Data to use >>
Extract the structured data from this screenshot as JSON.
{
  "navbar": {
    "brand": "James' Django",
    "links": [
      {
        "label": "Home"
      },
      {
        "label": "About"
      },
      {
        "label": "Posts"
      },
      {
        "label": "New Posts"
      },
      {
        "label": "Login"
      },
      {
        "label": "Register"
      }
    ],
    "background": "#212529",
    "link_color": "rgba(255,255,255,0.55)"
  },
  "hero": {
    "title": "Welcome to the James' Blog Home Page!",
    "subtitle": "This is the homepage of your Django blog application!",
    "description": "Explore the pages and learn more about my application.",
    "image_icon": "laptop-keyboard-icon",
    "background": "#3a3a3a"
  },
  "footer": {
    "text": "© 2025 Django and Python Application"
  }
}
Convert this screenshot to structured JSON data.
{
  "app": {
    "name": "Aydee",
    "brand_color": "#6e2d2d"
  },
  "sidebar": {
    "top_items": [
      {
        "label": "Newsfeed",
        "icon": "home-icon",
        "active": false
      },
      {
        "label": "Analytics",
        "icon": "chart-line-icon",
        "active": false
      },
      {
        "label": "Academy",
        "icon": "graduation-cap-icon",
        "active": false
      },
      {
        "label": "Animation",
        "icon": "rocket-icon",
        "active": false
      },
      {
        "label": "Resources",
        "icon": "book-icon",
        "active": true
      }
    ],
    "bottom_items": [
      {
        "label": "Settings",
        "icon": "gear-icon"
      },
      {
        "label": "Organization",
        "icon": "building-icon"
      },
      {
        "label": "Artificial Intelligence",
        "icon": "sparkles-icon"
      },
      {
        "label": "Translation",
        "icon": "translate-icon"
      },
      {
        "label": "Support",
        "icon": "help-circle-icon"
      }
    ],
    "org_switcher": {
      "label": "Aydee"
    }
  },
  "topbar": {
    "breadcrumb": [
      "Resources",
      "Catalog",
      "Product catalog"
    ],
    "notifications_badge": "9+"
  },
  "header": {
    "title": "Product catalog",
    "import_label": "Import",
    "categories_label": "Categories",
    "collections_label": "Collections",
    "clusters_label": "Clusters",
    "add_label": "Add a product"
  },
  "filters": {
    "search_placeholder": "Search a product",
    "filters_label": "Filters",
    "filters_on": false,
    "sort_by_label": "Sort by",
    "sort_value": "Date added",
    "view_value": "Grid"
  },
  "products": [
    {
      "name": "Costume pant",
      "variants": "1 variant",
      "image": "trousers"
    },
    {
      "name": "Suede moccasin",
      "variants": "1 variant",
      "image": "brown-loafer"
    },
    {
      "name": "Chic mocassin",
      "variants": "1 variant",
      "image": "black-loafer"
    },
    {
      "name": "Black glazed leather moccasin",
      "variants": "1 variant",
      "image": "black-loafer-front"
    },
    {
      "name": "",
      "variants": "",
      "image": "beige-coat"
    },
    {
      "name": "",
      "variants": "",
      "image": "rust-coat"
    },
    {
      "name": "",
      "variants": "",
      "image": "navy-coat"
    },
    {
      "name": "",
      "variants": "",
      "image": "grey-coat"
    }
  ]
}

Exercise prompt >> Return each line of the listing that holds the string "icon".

Response to this exercise >>
    "image_icon": "laptop-keyboard-icon",
        "icon": "home-icon",
        "icon": "chart-line-icon",
        "icon": "graduation-cap-icon",
        "icon": "rocket-icon",
        "icon": "book-icon",
        "icon": "gear-icon"
        "icon": "building-icon"
        "icon": "sparkles-icon"
        "icon": "translate-icon"
        "icon": "help-circle-icon"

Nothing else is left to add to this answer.